O'Reilly: Order from Chaos with Procmail
Dec 17, 2000, 18:00 (0 Talkback[s])
(Other stories by Kevin Mullett)
Re-Imagining Linux Platforms to Meet the Needs of Cloud Service Providers
"Twenty years ago, people used the number of phone calls they
made in a day as a metric of how connected they were. Nowadays,
people use the amount of email they receive each day. The truth
about email, however, is that not all of it deserves equal time.
Much of it might be email you don't want to see at all, but have
agreed to receive in order to register on some company's Web site.
Or maybe you receive it because, unbeknownst to you, someone sold
your name and address. And a good bit of your email probably comes
from legitimate discussion or workgroup-mailing lists that don't
demand immediate attention."
"The amount of attention you give to any email message is
probably inversely proportional to the number of recipients. For
example, you'd pay the least attention to messages from brainless
spammers and nebulous corporate administrativia (most of which
you'd probably delete), and devote most of your attention to email
sent to you alone, with various discussion and workgroups lists
falling somewhere in between."
"Procmail brings order to the chaos of your inbox, and it does
much more. Procmail, and the cluster of utilities associated
with it, can take one or more actions on individual email messages
based on the content of the headers or the body, or the size of the
message. Once a specified condition is met, Procmail can file the

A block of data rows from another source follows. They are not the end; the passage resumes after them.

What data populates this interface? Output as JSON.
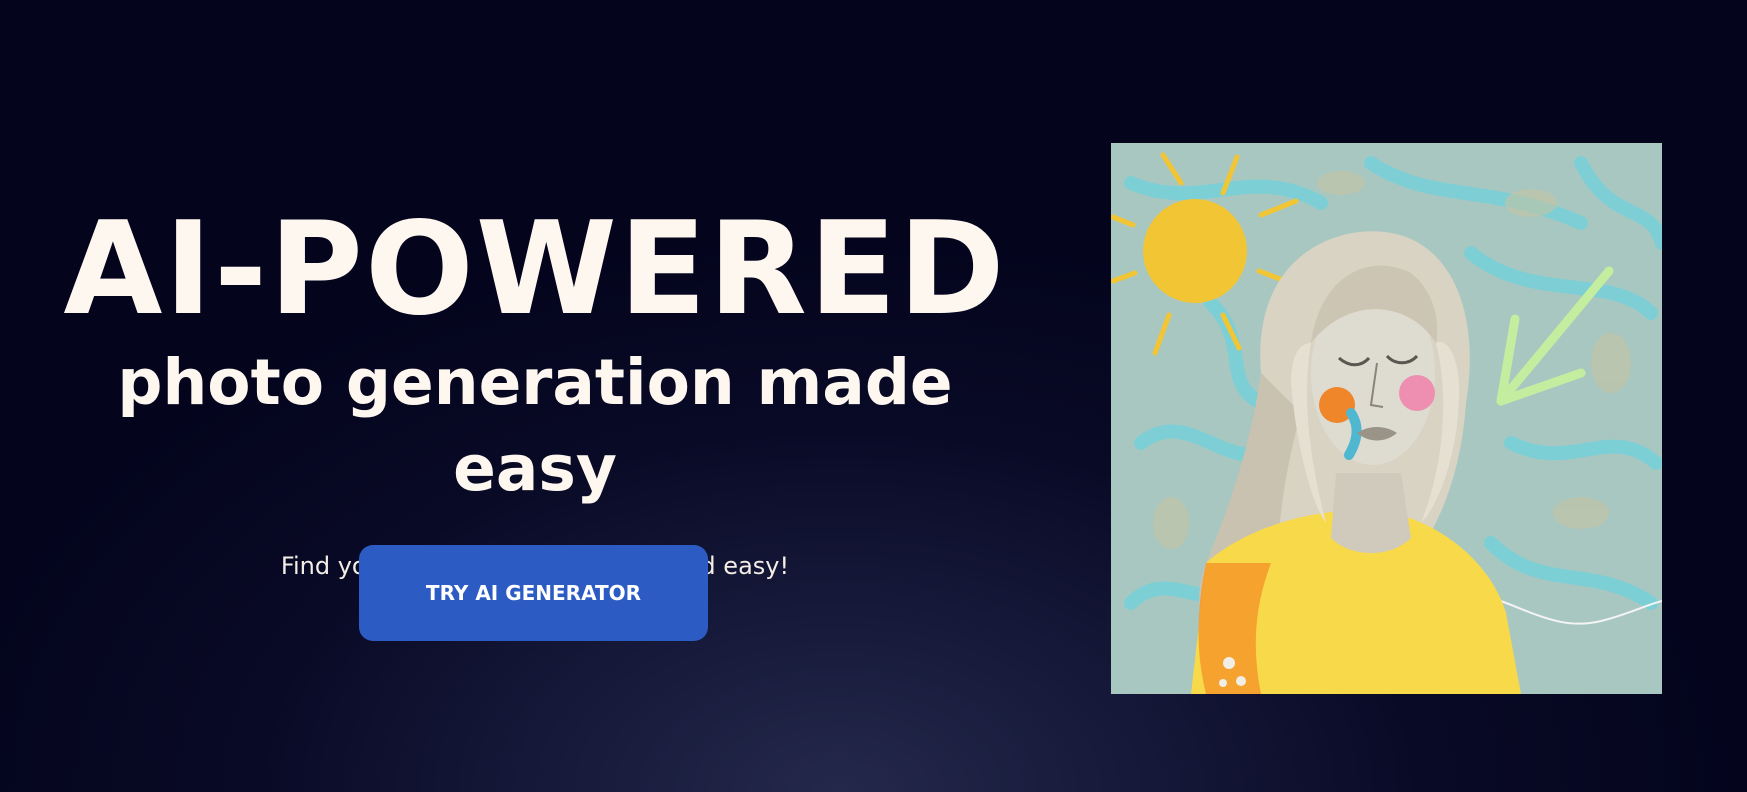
{
  "hero": {
    "headline": "AI-POWERED",
    "subheadline": "photo generation made easy",
    "tagline": "Find your style with our AI - fast and easy!",
    "cta_label": "TRY AI GENERATOR"
  },
  "artwork": {
    "alt": "Illustrated portrait of a woman in a yellow sweater with a sun and arrow"
  },
  "colors": {
    "background": "#06061f",
    "text": "#fdf7ef",
    "cta": "#2d5bc4",
    "sun": "#f2c535",
    "sweater": "#f8d94a",
    "arrow": "#c5eda0"
  }
}
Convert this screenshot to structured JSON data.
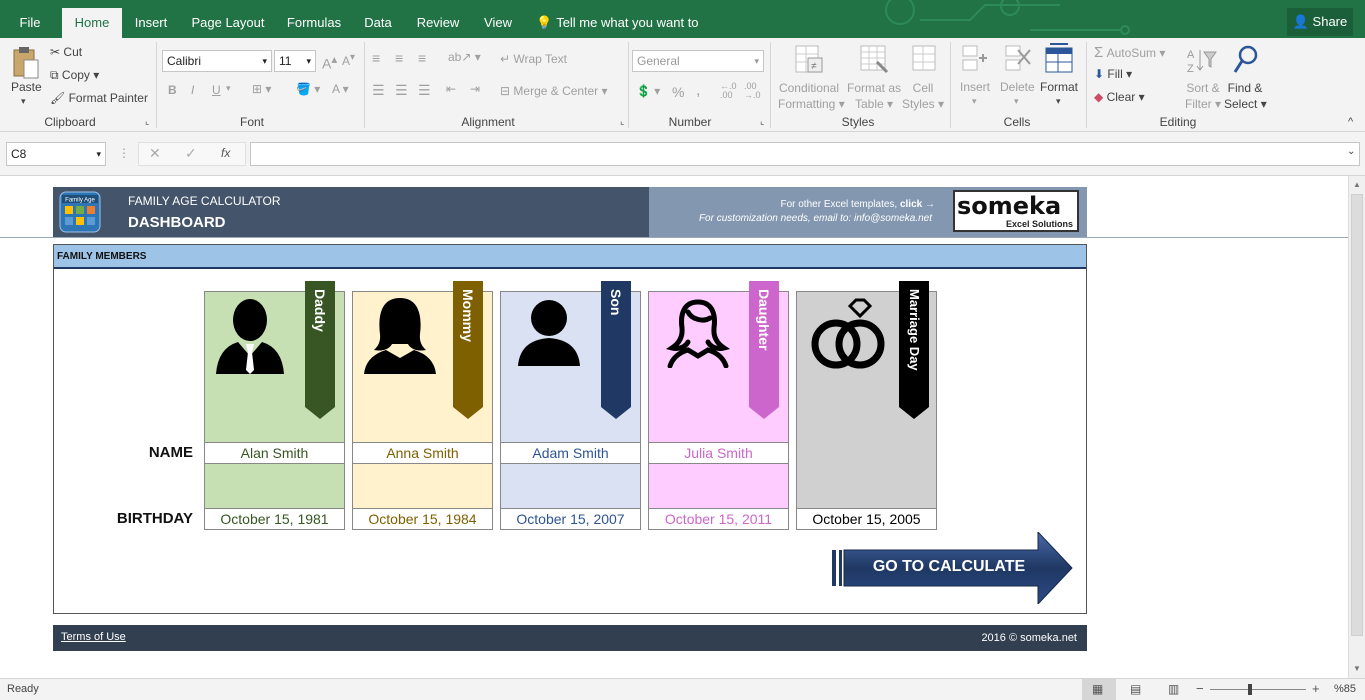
{
  "tabs": [
    "File",
    "Home",
    "Insert",
    "Page Layout",
    "Formulas",
    "Data",
    "Review",
    "View"
  ],
  "tell_me": "Tell me what you want to do",
  "share": "Share",
  "ribbon": {
    "clipboard": {
      "paste": "Paste",
      "cut": "Cut",
      "copy": "Copy",
      "format_painter": "Format Painter",
      "label": "Clipboard"
    },
    "font": {
      "family": "Calibri",
      "size": "11",
      "label": "Font",
      "bold": "B",
      "italic": "I",
      "underline": "U"
    },
    "alignment": {
      "wrap": "Wrap Text",
      "merge": "Merge & Center",
      "label": "Alignment"
    },
    "number": {
      "format": "General",
      "label": "Number",
      "percent": "%",
      "comma": ","
    },
    "styles": {
      "conditional": [
        "Conditional",
        "Formatting"
      ],
      "format_table": [
        "Format as",
        "Table"
      ],
      "cell_styles": [
        "Cell",
        "Styles"
      ],
      "label": "Styles"
    },
    "cells": {
      "insert": "Insert",
      "delete": "Delete",
      "format": "Format",
      "label": "Cells"
    },
    "editing": {
      "autosum": "AutoSum",
      "fill": "Fill",
      "clear": "Clear",
      "sort": [
        "Sort &",
        "Filter"
      ],
      "find": [
        "Find &",
        "Select"
      ],
      "label": "Editing"
    }
  },
  "formula_bar": {
    "name_box": "C8",
    "fx": "fx",
    "value": ""
  },
  "dashboard": {
    "logo_text": "Family Age",
    "title": "FAMILY AGE CALCULATOR",
    "subtitle": "DASHBOARD",
    "promo_line1": "For other Excel templates,",
    "promo_click": "click →",
    "promo_line2": "For customization needs, email to: info@someka.net",
    "brand": "someka",
    "brand_sub": "Excel Solutions",
    "section_title": "FAMILY MEMBERS",
    "name_label": "NAME",
    "birthday_label": "BIRTHDAY",
    "members": [
      {
        "role": "Daddy",
        "name": "Alan Smith",
        "birthday": "October 15, 1981",
        "bg": "#c6e0b4",
        "tag": "#375623",
        "text_color": "#375623",
        "icon": "male-silhouette-icon"
      },
      {
        "role": "Mommy",
        "name": "Anna Smith",
        "birthday": "October 15, 1984",
        "bg": "#fff2cc",
        "tag": "#7f6000",
        "text_color": "#7f6000",
        "icon": "female-silhouette-icon"
      },
      {
        "role": "Son",
        "name": "Adam Smith",
        "birthday": "October 15, 2007",
        "bg": "#d9e1f2",
        "tag": "#1f3864",
        "text_color": "#2f5496",
        "icon": "child-silhouette-icon"
      },
      {
        "role": "Daughter",
        "name": "Julia Smith",
        "birthday": "October 15, 2011",
        "bg": "#ffccff",
        "tag": "#cc66cc",
        "text_color": "#cc66cc",
        "icon": "girl-outline-icon"
      },
      {
        "role": "Marriage Day",
        "name": "",
        "birthday": "October 15, 2005",
        "bg": "#d0d0d0",
        "tag": "#000000",
        "text_color": "#000000",
        "icon": "rings-icon"
      }
    ],
    "cta": "GO TO CALCULATE",
    "footer_link": "Terms of Use",
    "footer_copy": "2016 © someka.net"
  },
  "status": {
    "ready": "Ready",
    "zoom": "%85"
  }
}
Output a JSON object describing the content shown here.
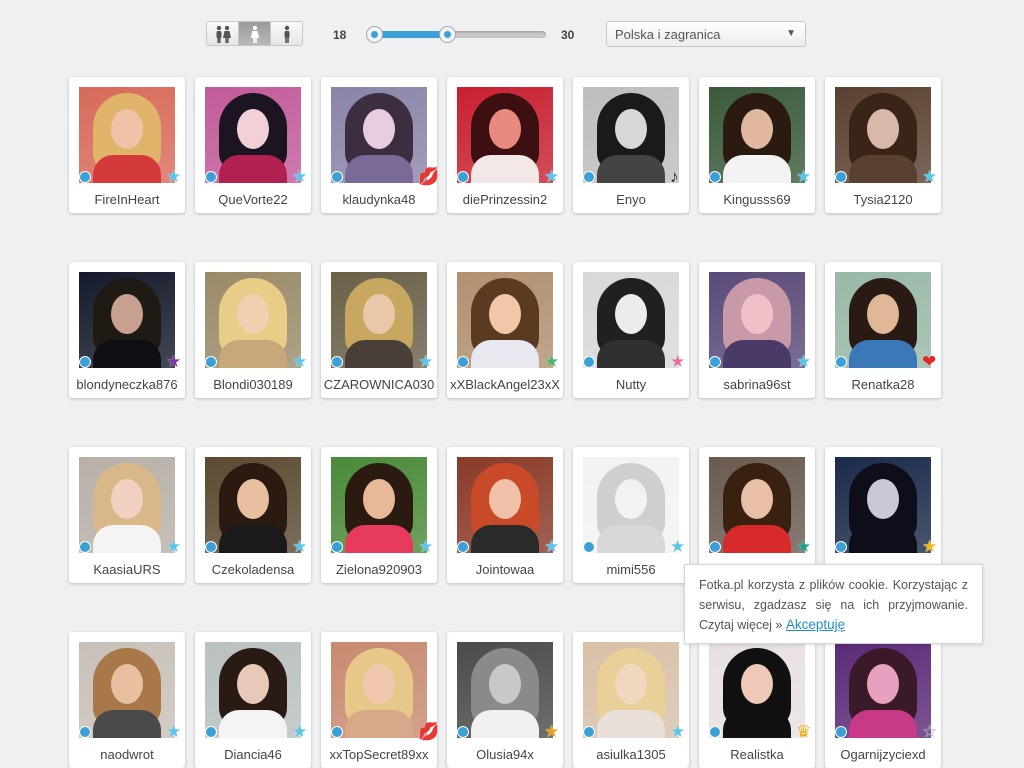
{
  "filters": {
    "gender_buttons": [
      {
        "icon": "couple-icon",
        "active": false
      },
      {
        "icon": "female-icon",
        "active": true
      },
      {
        "icon": "male-icon",
        "active": false
      }
    ],
    "age": {
      "min_label": "18",
      "max_label": "30",
      "range_start": 0.0,
      "range_end": 0.45
    },
    "region": {
      "selected": "Polska i zagranica"
    }
  },
  "colors": {
    "accent": "#3ba0d6",
    "star_blue": "#5cc5e8",
    "link": "#1f8fc9"
  },
  "profiles": [
    {
      "name": "FireInHeart",
      "badge": "star-icon",
      "badge_color": "#5cc5e8",
      "bg": "#d86a5a",
      "hair": "#e0b46a",
      "skin": "#f0c2a8",
      "shirt": "#d43a3a"
    },
    {
      "name": "QueVorte22",
      "badge": "star-icon",
      "badge_color": "#5cc5e8",
      "bg": "#c25a9a",
      "hair": "#1c1420",
      "skin": "#f2d0d8",
      "shirt": "#b02050"
    },
    {
      "name": "klaudynka48",
      "badge": "lips-icon",
      "badge_color": "#e02020",
      "bg": "#8a84a8",
      "hair": "#3c2e40",
      "skin": "#e8cce0",
      "shirt": "#7a6a98"
    },
    {
      "name": "diePrinzessin2",
      "badge": "star-icon",
      "badge_color": "#5cc5e8",
      "bg": "#c82030",
      "hair": "#3c1010",
      "skin": "#e88a80",
      "shirt": "#f2e8e8"
    },
    {
      "name": "Enyo",
      "badge": "music-note-icon",
      "badge_color": "#222222",
      "bg": "#bdbdbd",
      "hair": "#1a1a1a",
      "skin": "#d8d8d8",
      "shirt": "#444444"
    },
    {
      "name": "Kingusss69",
      "badge": "star-icon",
      "badge_color": "#5cc5e8",
      "bg": "#3a5a3a",
      "hair": "#2a1a10",
      "skin": "#e0b8a0",
      "shirt": "#f2f2f2"
    },
    {
      "name": "Tysia2120",
      "badge": "star-icon",
      "badge_color": "#5cc5e8",
      "bg": "#5a4030",
      "hair": "#3a2418",
      "skin": "#d8b8a8",
      "shirt": "#5a4030"
    },
    {
      "name": "blondyneczka876",
      "badge": "star-icon",
      "badge_color": "#7a3aa8",
      "bg": "#141a2a",
      "hair": "#201a14",
      "skin": "#c8a090",
      "shirt": "#0e0e14"
    },
    {
      "name": "Blondi030189",
      "badge": "star-icon",
      "badge_color": "#5cc5e8",
      "bg": "#9a8a68",
      "hair": "#e8cc88",
      "skin": "#f0d0b0",
      "shirt": "#c8a878"
    },
    {
      "name": "CZAROWNICA030",
      "badge": "star-icon",
      "badge_color": "#5cc5e8",
      "bg": "#6a6048",
      "hair": "#c8a860",
      "skin": "#e8c8a8",
      "shirt": "#484038"
    },
    {
      "name": "xXBlackAngel23xX",
      "badge": "star-icon",
      "badge_color": "#48b868",
      "bg": "#b09070",
      "hair": "#5a3a20",
      "skin": "#f0c8a8",
      "shirt": "#e8e8f0"
    },
    {
      "name": "Nutty",
      "badge": "star-icon",
      "badge_color": "#e870a8",
      "bg": "#d8d8d8",
      "hair": "#202020",
      "skin": "#ececec",
      "shirt": "#303030"
    },
    {
      "name": "sabrina96st",
      "badge": "star-icon",
      "badge_color": "#5cc5e8",
      "bg": "#5a4a78",
      "hair": "#c89aa8",
      "skin": "#f0c0c8",
      "shirt": "#4a3a68"
    },
    {
      "name": "Renatka28",
      "badge": "hearts-icon",
      "badge_color": "#e02828",
      "bg": "#98b8a8",
      "hair": "#2a1a14",
      "skin": "#e0b898",
      "shirt": "#3a78b8"
    },
    {
      "name": "KaasiaURS",
      "badge": "star-icon",
      "badge_color": "#5cc5e8",
      "bg": "#b8b0a8",
      "hair": "#d8b888",
      "skin": "#f0d0c0",
      "shirt": "#f4f4f4"
    },
    {
      "name": "Czekoladensa",
      "badge": "star-icon",
      "badge_color": "#5cc5e8",
      "bg": "#5a4a30",
      "hair": "#2a1a10",
      "skin": "#e8c0a0",
      "shirt": "#1a1a1a"
    },
    {
      "name": "Zielona920903",
      "badge": "star-icon",
      "badge_color": "#5cc5e8",
      "bg": "#4a8a38",
      "hair": "#2a1a10",
      "skin": "#e8b898",
      "shirt": "#e83a5a"
    },
    {
      "name": "Jointowaa",
      "badge": "star-icon",
      "badge_color": "#5cc5e8",
      "bg": "#8a3a28",
      "hair": "#c84a28",
      "skin": "#f0c0a8",
      "shirt": "#2a2a2a"
    },
    {
      "name": "mimi556",
      "badge": "star-icon",
      "badge_color": "#5cc5e8",
      "bg": "#f2f2f2",
      "hair": "#cfcfcf",
      "skin": "#f2f2f2",
      "shirt": "#d8d8d8"
    },
    {
      "name": "",
      "badge": "star-icon",
      "badge_color": "#20a088",
      "bg": "#6a5a50",
      "hair": "#3a2010",
      "skin": "#e8c0a8",
      "shirt": "#d82a2a"
    },
    {
      "name": "",
      "badge": "star-icon",
      "badge_color": "#f0b820",
      "bg": "#1a2a4a",
      "hair": "#0e0e1a",
      "skin": "#c8c8d8",
      "shirt": "#0e0e1a"
    },
    {
      "name": "naodwrot",
      "badge": "star-icon",
      "badge_color": "#5cc5e8",
      "bg": "#c8c0b8",
      "hair": "#a87848",
      "skin": "#e8c0a0",
      "shirt": "#4a4a4a"
    },
    {
      "name": "Diancia46",
      "badge": "star-icon",
      "badge_color": "#5cc5e8",
      "bg": "#b8c0c0",
      "hair": "#2a1a14",
      "skin": "#e8c8b8",
      "shirt": "#f4f4f4"
    },
    {
      "name": "xxTopSecret89xx",
      "badge": "lips-icon",
      "badge_color": "#e02020",
      "bg": "#c88a70",
      "hair": "#e8c888",
      "skin": "#f0c8b0",
      "shirt": "#d8a888"
    },
    {
      "name": "Olusia94x",
      "badge": "star-icon",
      "badge_color": "#e8a020",
      "bg": "#4a4a48",
      "hair": "#8a8a88",
      "skin": "#c8c8c8",
      "shirt": "#f0f0f0"
    },
    {
      "name": "asiulka1305",
      "badge": "star-icon",
      "badge_color": "#5cc5e8",
      "bg": "#d8c0a8",
      "hair": "#e8d098",
      "skin": "#f0d8c0",
      "shirt": "#e8e0d8"
    },
    {
      "name": "Realistka",
      "badge": "crown-icon",
      "badge_color": "#e8b020",
      "bg": "#e8e0e0",
      "hair": "#101010",
      "skin": "#f0c8b8",
      "shirt": "#101010"
    },
    {
      "name": "Ogarnijzyciexd",
      "badge": "star-outline-icon",
      "badge_color": "#9a9a9a",
      "bg": "#5a2a78",
      "hair": "#3a1a28",
      "skin": "#e8a0c0",
      "shirt": "#c83a88"
    }
  ],
  "cookie_notice": {
    "text": "Fotka.pl korzysta z plików cookie. Korzystając z serwisu, zgadzasz się na ich przyjmowanie. Czytaj więcej »",
    "accept_link": "Akceptuję"
  }
}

email in a local mailbox (which could be /dev/null, effectively
deleting it), forward it to another address, or pipe it as input to
another command. Procmail can help manage your email in infinite